Milk prices staying ahead of feed costs . . . barely

Hoard's Dairyman: 

Milk prices staying ahead of feed costs . . . barely

Thu, 03/03/2011

The Milk-Feed Price Ratio for February was 1.96. That is the pounds of a 16 percent-protein complete ration we could purchase with 1 pound of milk. The ratio for last February was 2.36, higher largely because of much lower feed costs.

For this February’s calculation, USDA used a preliminary U.S. All-Milk Price of $18.40 per hundredweight compared to $15.90 a year ago. The imputed feed cost per hundred pounds of milk this February was $9.39 compared to $6.74 a year ago.

Feed prices used for this February were corn, $5.66 a bushel (highest price ever recorded by USDA); soybeans, $12.10 a bushel; and alfalfa hay, $127 a ton.

The income over feed cost for this February was $9.01 . . . up 83 cents from January, but down 15 cents from a year ago.

According to the CME Group’s Daily Dairy Report, it looks like there will be no MILC for January and, possibly, not one for February based on current futures prices.
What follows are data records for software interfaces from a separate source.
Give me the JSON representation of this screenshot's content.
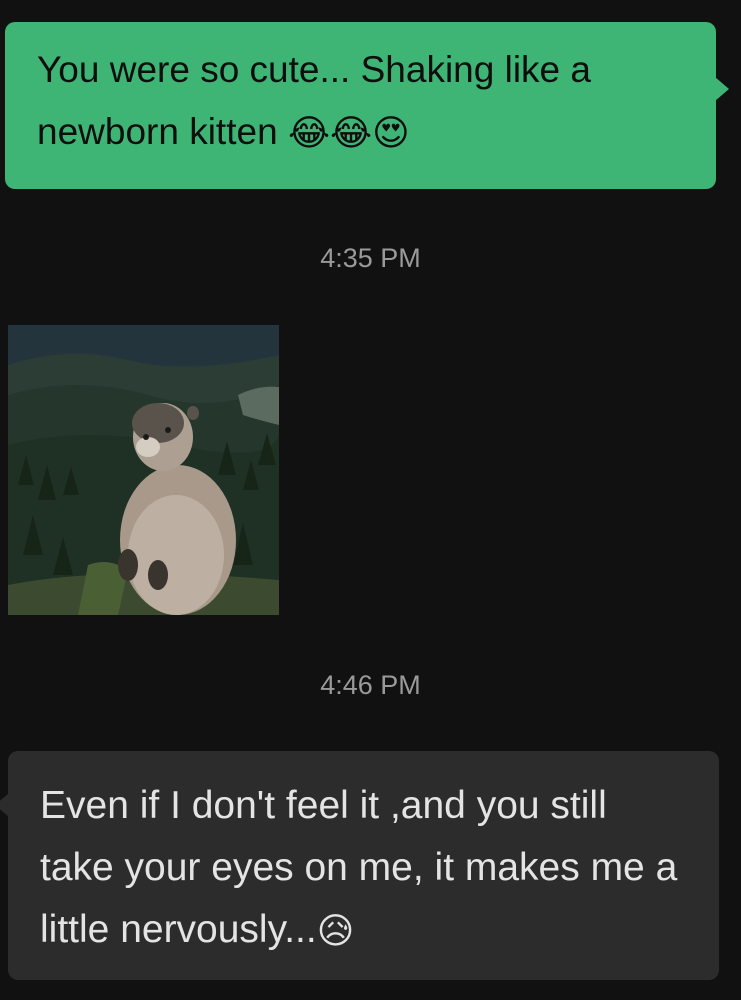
{
  "messages": [
    {
      "direction": "outgoing",
      "text": "You were so cute... Shaking like a newborn kitten ",
      "emojis": [
        "😂",
        "😂",
        "😍"
      ]
    },
    {
      "timestamp": "4:35 PM"
    },
    {
      "direction": "incoming",
      "type": "image",
      "image_subject": "marmot standing upright on a forested mountainside"
    },
    {
      "timestamp": "4:46 PM"
    },
    {
      "direction": "incoming",
      "text": "Even if I don't feel it ,and you still take your eyes on me, it makes me a little nervously...",
      "emojis": [
        "😥"
      ]
    }
  ],
  "colors": {
    "background": "#111111",
    "outgoing_bubble": "#3eb575",
    "incoming_bubble": "#2c2c2c",
    "timestamp": "#9a9a9a"
  }
}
As of yesterday, Class III futures prices were: February, $17.07; March, $19.47; April, $18.07; May, $17.37; and June, $16.90.

March corn on the CBOT was $7.14 a bushel, and May was $17.21. March soybean oil meal was $359 a ton and May was $363.